#### Requirement
Each record must come back unchanged in your answer, stripped of its images.

>>>>>

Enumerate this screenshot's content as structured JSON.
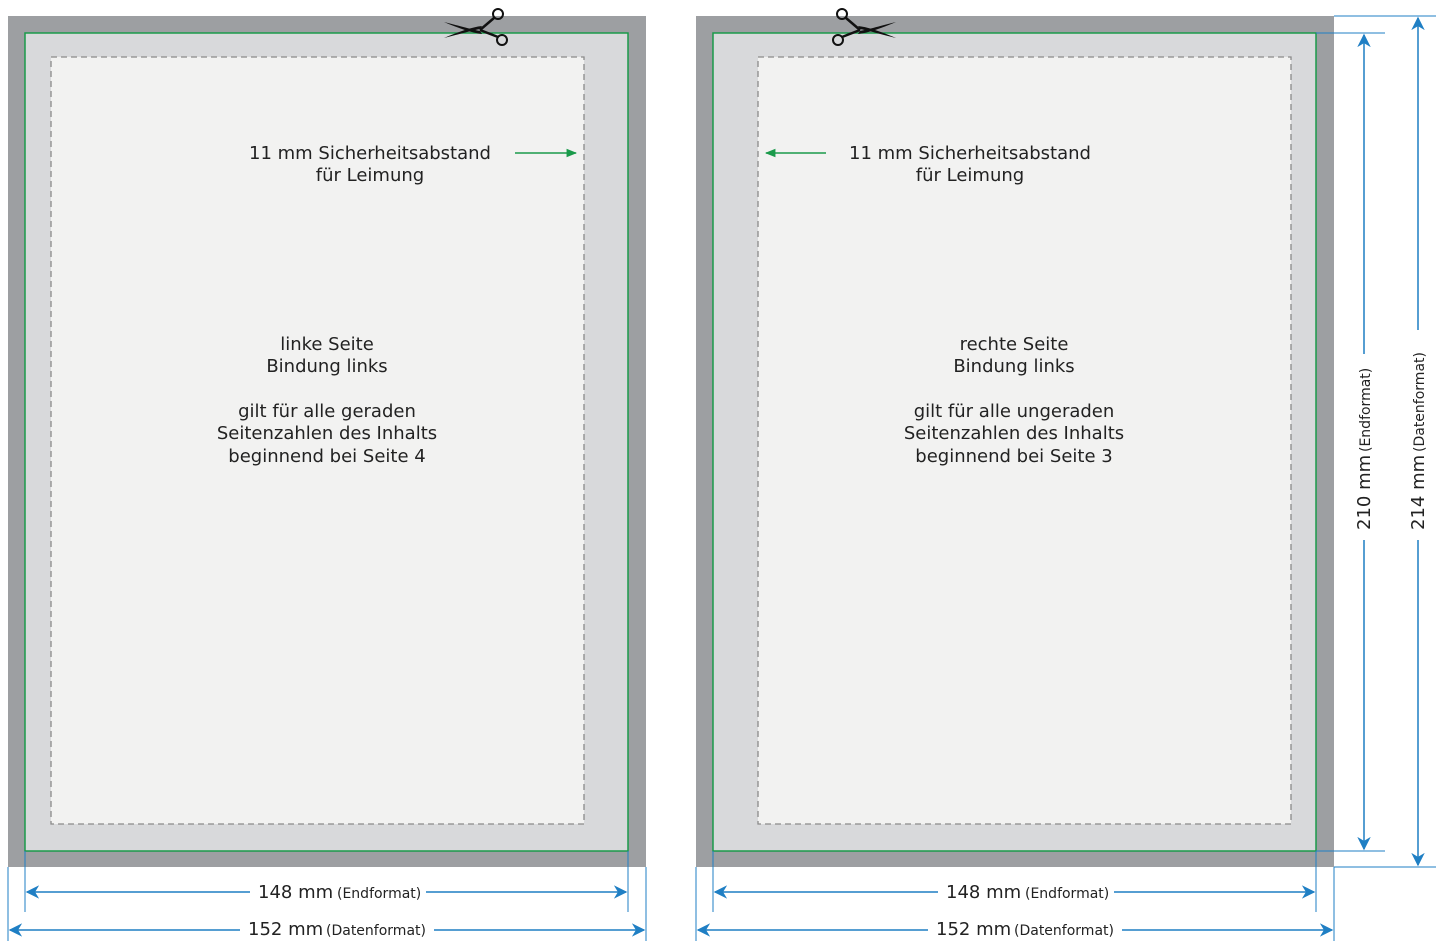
{
  "left_page": {
    "safety_line1": "11 mm Sicherheitsabstand",
    "safety_line2": "für Leimung",
    "label_line1": "linke Seite",
    "label_line2": "Bindung links",
    "label_line3": "gilt für alle geraden",
    "label_line4": "Seitenzahlen des Inhalts",
    "label_line5": "beginnend bei Seite 4",
    "width_end_value": "148 mm",
    "width_end_unit": "(Endformat)",
    "width_data_value": "152 mm",
    "width_data_unit": "(Datenformat)"
  },
  "right_page": {
    "safety_line1": "11 mm Sicherheitsabstand",
    "safety_line2": "für Leimung",
    "label_line1": "rechte Seite",
    "label_line2": "Bindung links",
    "label_line3": "gilt für alle ungeraden",
    "label_line4": "Seitenzahlen des Inhalts",
    "label_line5": "beginnend bei Seite 3",
    "width_end_value": "148 mm",
    "width_end_unit": "(Endformat)",
    "width_data_value": "152 mm",
    "width_data_unit": "(Datenformat)",
    "height_end_value": "210 mm",
    "height_end_unit": "(Endformat)",
    "height_data_value": "214 mm",
    "height_data_unit": "(Datenformat)"
  },
  "colors": {
    "bleed": "#9d9fa2",
    "page": "#d8d9db",
    "safe_area": "#f2f2f1",
    "trim_line": "#1a9a4a",
    "dimension": "#1f7fc4"
  },
  "icons": {
    "cut_mark": "scissors-icon"
  }
}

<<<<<

#### Response to the exercise
Enumerate this screenshot's content as structured JSON.
{
  "left_page": {
    "safety_line1": "11 mm Sicherheitsabstand",
    "safety_line2": "für Leimung",
    "label_line1": "linke Seite",
    "label_line2": "Bindung links",
    "label_line3": "gilt für alle geraden",
    "label_line4": "Seitenzahlen des Inhalts",
    "label_line5": "beginnend bei Seite 4",
    "width_end_value": "148 mm",
    "width_end_unit": "(Endformat)",
    "width_data_value": "152 mm",
    "width_data_unit": "(Datenformat)"
  },
  "right_page": {
    "safety_line1": "11 mm Sicherheitsabstand",
    "safety_line2": "für Leimung",
    "label_line1": "rechte Seite",
    "label_line2": "Bindung links",
    "label_line3": "gilt für alle ungeraden",
    "label_line4": "Seitenzahlen des Inhalts",
    "label_line5": "beginnend bei Seite 3",
    "width_end_value": "148 mm",
    "width_end_unit": "(Endformat)",
    "width_data_value": "152 mm",
    "width_data_unit": "(Datenformat)",
    "height_end_value": "210 mm",
    "height_end_unit": "(Endformat)",
    "height_data_value": "214 mm",
    "height_data_unit": "(Datenformat)"
  },
  "colors": {
    "bleed": "#9d9fa2",
    "page": "#d8d9db",
    "safe_area": "#f2f2f1",
    "trim_line": "#1a9a4a",
    "dimension": "#1f7fc4"
  },
  "icons": {
    "cut_mark": "scissors-icon"
  }
}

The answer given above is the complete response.